YOUR OBJECTIVE >> Gather all lines from the material that contain the word "text".

INFORMATION GIVEN >>

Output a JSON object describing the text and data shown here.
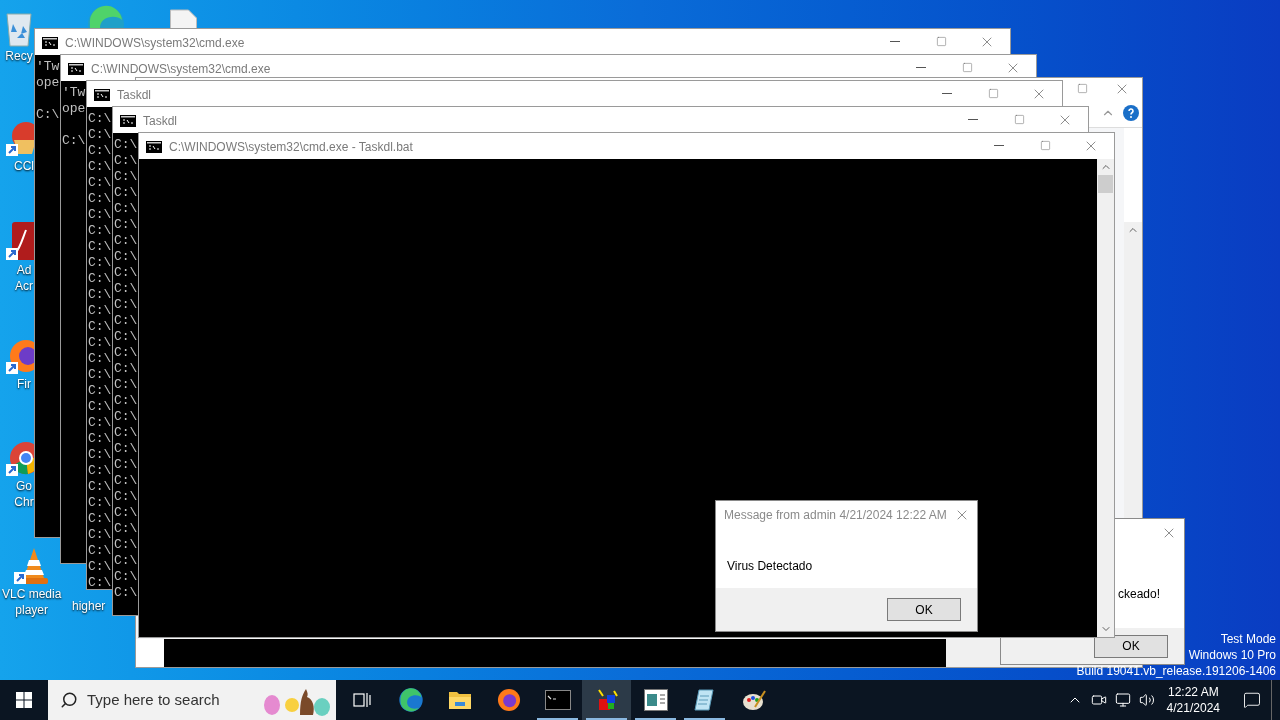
{
  "desktop_icons": [
    {
      "kind": "recycle-bin",
      "lines": [
        "Recy"
      ]
    },
    {
      "kind": "edge"
    },
    {
      "kind": "document"
    },
    {
      "kind": "ccleaner",
      "lines": [
        "CCl"
      ]
    },
    {
      "kind": "pdf",
      "lines": [
        "Ad",
        "Acr"
      ]
    },
    {
      "kind": "firefox",
      "lines": [
        "Fir"
      ]
    },
    {
      "kind": "chrome",
      "lines": [
        "Go",
        "Chr"
      ]
    },
    {
      "kind": "vlc",
      "lines": [
        "VLC media",
        "player"
      ]
    },
    {
      "kind": "label",
      "lines": [
        "higher"
      ]
    }
  ],
  "windows": [
    {
      "kind": "console",
      "title": "C:\\WINDOWS\\system32\\cmd.exe",
      "output": [
        "'Tw",
        "ope"
      ],
      "prompt": [
        "C:\\"
      ]
    },
    {
      "kind": "console",
      "title": "C:\\WINDOWS\\system32\\cmd.exe",
      "output": [
        "'Tw",
        "ope"
      ],
      "prompt": [
        "C:\\"
      ]
    },
    {
      "kind": "explorer"
    },
    {
      "kind": "console",
      "title": "Taskdl",
      "prompt": [
        "C:\\",
        "C:\\",
        "C:\\",
        "C:\\",
        "C:\\",
        "C:\\",
        "C:\\",
        "C:\\",
        "C:\\",
        "C:\\",
        "C:\\",
        "C:\\",
        "C:\\",
        "C:\\",
        "C:\\",
        "C:\\",
        "C:\\",
        "C:\\",
        "C:\\",
        "C:\\",
        "C:\\",
        "C:\\",
        "C:\\",
        "C:\\",
        "C:\\",
        "C:\\",
        "C:\\",
        "C:\\",
        "C:\\",
        "C:\\"
      ]
    },
    {
      "kind": "console",
      "title": "Taskdl",
      "prompt": [
        "C:\\",
        "C:\\",
        "C:\\",
        "C:\\",
        "C:\\",
        "C:\\",
        "C:\\",
        "C:\\",
        "C:\\",
        "C:\\",
        "C:\\",
        "C:\\",
        "C:\\",
        "C:\\",
        "C:\\",
        "C:\\",
        "C:\\",
        "C:\\",
        "C:\\",
        "C:\\",
        "C:\\",
        "C:\\",
        "C:\\",
        "C:\\",
        "C:\\",
        "C:\\",
        "C:\\",
        "C:\\",
        "C:\\"
      ]
    },
    {
      "kind": "message",
      "text": "ckeado!",
      "button": "OK"
    },
    {
      "kind": "console",
      "title": "C:\\WINDOWS\\system32\\cmd.exe - Taskdl.bat",
      "scrollbar": true
    },
    {
      "kind": "message",
      "title": "Message from admin 4/21/2024 12:22 AM",
      "text": "Virus Detectado",
      "button": "OK"
    }
  ],
  "system_notice": [
    "Test Mode",
    "Windows 10 Pro",
    "Build 19041.vb_release.191206-1406"
  ],
  "taskbar": {
    "search": {
      "placeholder": "Type here to search"
    },
    "apps": [
      {
        "kind": "task-view",
        "selected": false,
        "running": false
      },
      {
        "kind": "edge",
        "selected": false,
        "running": false
      },
      {
        "kind": "folder",
        "selected": false,
        "running": false
      },
      {
        "kind": "firefox",
        "selected": false,
        "running": false
      },
      {
        "kind": "console",
        "selected": false,
        "running": true
      },
      {
        "kind": "cubes",
        "selected": true,
        "running": true
      },
      {
        "kind": "window",
        "selected": false,
        "running": true
      },
      {
        "kind": "notepad",
        "selected": false,
        "running": true
      },
      {
        "kind": "paint",
        "selected": false,
        "running": false
      }
    ],
    "time": "12:22 AM",
    "date": "4/21/2024"
  }
}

WRITTEN SOLUTION >>
Output a JSON object describing the text and data shown here.
      "text": "ckeado!",
      "text": "Virus Detectado",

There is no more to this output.